Felting with (live?) barnacles

How long can barnacles live out of water? The answer, I fear, may be longer than you think. More on this in a minute.

While I was at the pods workshop with Andrea Graham, I managed to finish one pod and start another. However, due to the pressures of work since I got back, I’ve only just got round to completing this second one.

This pod was intended to be another sample, trying to incorporate or improve some of the techniques I’d learned. One of these was embedding an object like a bead or a marble. I decided to try using a cluster of barnacle shells I’d found on a beach several years ago. (You can see where this is going!)

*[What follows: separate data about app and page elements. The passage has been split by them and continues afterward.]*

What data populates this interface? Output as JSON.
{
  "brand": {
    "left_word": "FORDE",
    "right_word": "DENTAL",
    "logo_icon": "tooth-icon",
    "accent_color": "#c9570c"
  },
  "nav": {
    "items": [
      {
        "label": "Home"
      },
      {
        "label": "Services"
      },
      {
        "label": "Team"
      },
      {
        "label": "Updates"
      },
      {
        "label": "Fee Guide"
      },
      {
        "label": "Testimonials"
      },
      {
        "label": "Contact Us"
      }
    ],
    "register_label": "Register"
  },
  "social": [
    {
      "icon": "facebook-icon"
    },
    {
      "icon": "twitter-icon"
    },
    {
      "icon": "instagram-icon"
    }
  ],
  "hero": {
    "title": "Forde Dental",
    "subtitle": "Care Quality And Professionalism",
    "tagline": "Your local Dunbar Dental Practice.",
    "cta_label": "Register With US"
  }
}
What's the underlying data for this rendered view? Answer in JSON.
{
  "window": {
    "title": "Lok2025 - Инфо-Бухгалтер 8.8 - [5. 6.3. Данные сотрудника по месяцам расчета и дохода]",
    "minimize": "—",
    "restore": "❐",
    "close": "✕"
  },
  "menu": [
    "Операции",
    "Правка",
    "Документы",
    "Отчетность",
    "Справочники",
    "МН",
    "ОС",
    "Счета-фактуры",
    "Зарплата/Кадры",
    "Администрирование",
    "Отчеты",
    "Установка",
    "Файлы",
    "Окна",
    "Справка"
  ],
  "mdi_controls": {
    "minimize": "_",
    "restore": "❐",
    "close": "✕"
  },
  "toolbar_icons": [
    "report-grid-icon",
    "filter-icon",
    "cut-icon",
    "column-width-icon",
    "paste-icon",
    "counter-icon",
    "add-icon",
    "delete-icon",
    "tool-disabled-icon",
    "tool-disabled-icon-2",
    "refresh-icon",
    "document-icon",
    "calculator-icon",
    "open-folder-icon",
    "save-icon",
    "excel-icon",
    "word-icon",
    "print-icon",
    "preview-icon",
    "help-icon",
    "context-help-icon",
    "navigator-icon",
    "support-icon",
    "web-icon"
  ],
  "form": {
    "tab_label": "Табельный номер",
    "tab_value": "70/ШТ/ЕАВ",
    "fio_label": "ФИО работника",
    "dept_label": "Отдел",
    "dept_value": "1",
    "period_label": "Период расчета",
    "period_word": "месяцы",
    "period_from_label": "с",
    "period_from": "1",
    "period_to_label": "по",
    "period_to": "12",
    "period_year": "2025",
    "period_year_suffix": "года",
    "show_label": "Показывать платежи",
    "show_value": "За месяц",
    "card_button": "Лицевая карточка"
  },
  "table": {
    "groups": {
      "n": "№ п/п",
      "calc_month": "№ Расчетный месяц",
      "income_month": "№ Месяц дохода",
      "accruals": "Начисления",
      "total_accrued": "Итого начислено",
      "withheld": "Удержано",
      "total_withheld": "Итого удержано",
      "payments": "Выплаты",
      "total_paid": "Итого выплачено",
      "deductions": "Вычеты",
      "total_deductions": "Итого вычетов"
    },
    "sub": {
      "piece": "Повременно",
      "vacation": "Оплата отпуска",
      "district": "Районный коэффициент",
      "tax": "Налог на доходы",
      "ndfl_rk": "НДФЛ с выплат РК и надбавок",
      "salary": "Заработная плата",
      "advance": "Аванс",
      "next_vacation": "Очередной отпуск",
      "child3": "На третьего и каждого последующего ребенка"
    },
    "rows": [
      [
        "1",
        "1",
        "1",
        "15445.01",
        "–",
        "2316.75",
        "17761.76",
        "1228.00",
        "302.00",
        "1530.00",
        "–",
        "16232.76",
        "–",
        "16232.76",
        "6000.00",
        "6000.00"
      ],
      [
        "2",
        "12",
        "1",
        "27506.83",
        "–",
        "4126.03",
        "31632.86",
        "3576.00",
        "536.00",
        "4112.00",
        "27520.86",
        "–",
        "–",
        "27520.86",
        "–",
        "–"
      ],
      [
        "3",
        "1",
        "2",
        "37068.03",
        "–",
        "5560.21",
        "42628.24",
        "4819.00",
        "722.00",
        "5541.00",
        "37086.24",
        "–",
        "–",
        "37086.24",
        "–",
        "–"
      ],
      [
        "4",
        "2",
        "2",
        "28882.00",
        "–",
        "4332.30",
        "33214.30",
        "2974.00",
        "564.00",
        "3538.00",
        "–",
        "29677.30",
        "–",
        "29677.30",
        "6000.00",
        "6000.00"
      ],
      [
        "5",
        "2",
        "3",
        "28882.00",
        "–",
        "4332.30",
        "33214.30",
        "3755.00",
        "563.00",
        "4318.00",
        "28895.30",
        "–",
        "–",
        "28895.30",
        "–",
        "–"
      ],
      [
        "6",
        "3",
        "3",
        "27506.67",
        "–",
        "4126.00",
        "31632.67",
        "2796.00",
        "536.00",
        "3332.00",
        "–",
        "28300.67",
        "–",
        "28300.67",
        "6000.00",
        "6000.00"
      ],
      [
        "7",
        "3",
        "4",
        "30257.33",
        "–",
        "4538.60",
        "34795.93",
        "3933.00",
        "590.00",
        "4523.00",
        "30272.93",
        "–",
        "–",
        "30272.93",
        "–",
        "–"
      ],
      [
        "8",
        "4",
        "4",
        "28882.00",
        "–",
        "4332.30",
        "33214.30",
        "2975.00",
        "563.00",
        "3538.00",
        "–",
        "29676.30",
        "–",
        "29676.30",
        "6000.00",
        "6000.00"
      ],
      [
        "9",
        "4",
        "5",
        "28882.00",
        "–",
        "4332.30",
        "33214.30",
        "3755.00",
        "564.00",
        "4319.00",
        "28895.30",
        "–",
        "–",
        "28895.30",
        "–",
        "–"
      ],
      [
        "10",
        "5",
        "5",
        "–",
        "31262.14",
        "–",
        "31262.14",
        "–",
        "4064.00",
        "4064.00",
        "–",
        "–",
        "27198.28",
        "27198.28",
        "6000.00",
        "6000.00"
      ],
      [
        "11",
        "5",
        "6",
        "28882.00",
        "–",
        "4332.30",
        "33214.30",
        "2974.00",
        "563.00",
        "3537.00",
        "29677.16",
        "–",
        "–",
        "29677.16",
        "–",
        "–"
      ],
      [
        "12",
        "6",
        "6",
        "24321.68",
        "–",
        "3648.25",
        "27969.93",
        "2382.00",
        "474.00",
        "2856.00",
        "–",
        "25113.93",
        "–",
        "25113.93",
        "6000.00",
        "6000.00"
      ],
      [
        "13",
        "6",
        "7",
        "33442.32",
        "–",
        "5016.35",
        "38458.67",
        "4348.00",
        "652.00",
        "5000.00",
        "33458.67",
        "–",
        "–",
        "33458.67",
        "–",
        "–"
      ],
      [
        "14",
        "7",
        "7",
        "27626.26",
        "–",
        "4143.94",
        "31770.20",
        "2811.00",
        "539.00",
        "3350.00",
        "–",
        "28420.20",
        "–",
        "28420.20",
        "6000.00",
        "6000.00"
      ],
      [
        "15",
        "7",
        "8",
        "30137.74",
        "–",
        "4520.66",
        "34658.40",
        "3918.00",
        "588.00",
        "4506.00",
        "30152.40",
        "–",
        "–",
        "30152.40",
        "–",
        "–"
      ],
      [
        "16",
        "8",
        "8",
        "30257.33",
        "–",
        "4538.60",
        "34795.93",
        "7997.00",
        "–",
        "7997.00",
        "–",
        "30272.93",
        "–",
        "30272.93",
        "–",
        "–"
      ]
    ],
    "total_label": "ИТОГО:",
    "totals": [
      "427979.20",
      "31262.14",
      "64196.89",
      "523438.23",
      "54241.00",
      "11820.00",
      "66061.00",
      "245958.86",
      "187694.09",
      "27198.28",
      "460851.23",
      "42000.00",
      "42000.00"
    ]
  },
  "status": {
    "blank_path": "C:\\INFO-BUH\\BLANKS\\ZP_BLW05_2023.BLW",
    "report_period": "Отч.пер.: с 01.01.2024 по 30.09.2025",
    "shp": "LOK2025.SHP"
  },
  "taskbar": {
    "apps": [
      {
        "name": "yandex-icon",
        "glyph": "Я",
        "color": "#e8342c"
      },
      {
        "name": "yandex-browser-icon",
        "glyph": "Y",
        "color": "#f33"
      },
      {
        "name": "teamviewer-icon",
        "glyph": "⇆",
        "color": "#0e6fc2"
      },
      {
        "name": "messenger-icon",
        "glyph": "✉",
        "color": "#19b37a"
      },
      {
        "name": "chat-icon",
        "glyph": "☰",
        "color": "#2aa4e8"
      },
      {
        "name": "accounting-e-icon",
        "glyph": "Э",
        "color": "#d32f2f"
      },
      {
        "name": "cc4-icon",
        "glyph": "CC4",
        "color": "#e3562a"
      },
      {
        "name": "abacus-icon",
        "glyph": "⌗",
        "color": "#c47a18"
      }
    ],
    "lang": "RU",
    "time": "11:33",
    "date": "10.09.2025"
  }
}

I don’t know exactly how long I’ve had this barnacle cluster, but it’s definitely a few years. I’m a city girl through and through, but when I’m on the coast I do love beachcombing, gathering shells, pebbles and other items that ESP regards as luggage-loading detritus. The barnacles have been sitting in a glass jar along with a random collection of other shells and bits of dead coral, waiting for the right project to come along. And this time I thought it had.

The shells looked perfectly innocuous, so I placed the cluster on top of my pod, put a plastic resist on top, and enclosed it in a nice coat of merino.

barnacles pod1

Then I wet felted it.

When I opened up the resist, the cluster looked different. Some of the shell plates inside the craters, which had been firmly shut when dry, now looked partly open. And there was a bit of a whiff of the sea.

barnacles pod2

There was nothing for it but to remove the cluster and extract what remained of the barnacles from their shells (I have to say that a felting needle is very good for this!). Then, after thoroughly disinfecting the rest (along with the felting needle!) I eased the cluster gently back in.

[Short digression here – please ignore if you are not interested in barnacle anatomy!]

I had assumed that barnacles were molluscs, but actually they are crustaceans. The diagram below shows how it resembles a shrimp lying on its back, with leg-like appendages that the barnacle uses to absorb oxygen and waft plankton into the mouth.

acorn barnacle

It also has a pretty long penis!

Ahem. As to the question of how long barnacles can live outside water, I could find no definitive answer. This article claims that one species can live for three years “with only brief submergence one or two days a month” – which my barnacles never received.

I only hope that the creatures were dead and that the opening of the shell plate in response to water was just a reflex action.

[/end digression]

Anyway, here is the sanitised end result. It’s a bit top heavy I think, but, as ever, it was a useful learning experience, in more ways than one. 🙂

barnacles pod3 barnacles pod4 barnacles pod6

Maybe I should just stick to plain ol’ felt barnacles.

 

 

Blistering (felt) barnacles!

The weather was gorgeous on Sunday so ESP and I headed off to the Salvo Fair at Knebworth House to see if we could find some iron railings for the front garden. I’ve never been to Knebworth – open-air rock concerts aren’t really my thing – but in non-music-festival mode it seemed pretty similar to many other stately homes and grounds.

We had no luck with railings, but there were a couple of exhibitors with some lovely shell collections. Those of you who remember my ill-fated attempts to felt a nautilus shell will know what’s coming – ESP certainly rolled his eyes when I spent more time photographing and buying shells than looking at railings! 😉

But with all the new ideas from Lisa Klakulak’s classes still buzzing round my head, I thought that some of these techniques could bring a new angle to my seashell obsession.

Here’s an example of a barnacle cluster.

shell cluster

And here’s a small test sample in felt.

felt shell cluster felt cluster2

I haven’t shaved, steamed or stuffed the piece yet, but I’m pleased with how it’s turned out.

One thing I am finding with this technique is that the felt be quite bumpy in places – you can see this on the photos. It’s not that I particularly mind this, as it adds more texture, but if I wanted to do a piece with very smooth felt I need to find out why. It’s not happened to me before – any experienced felters out there have any idea why this is?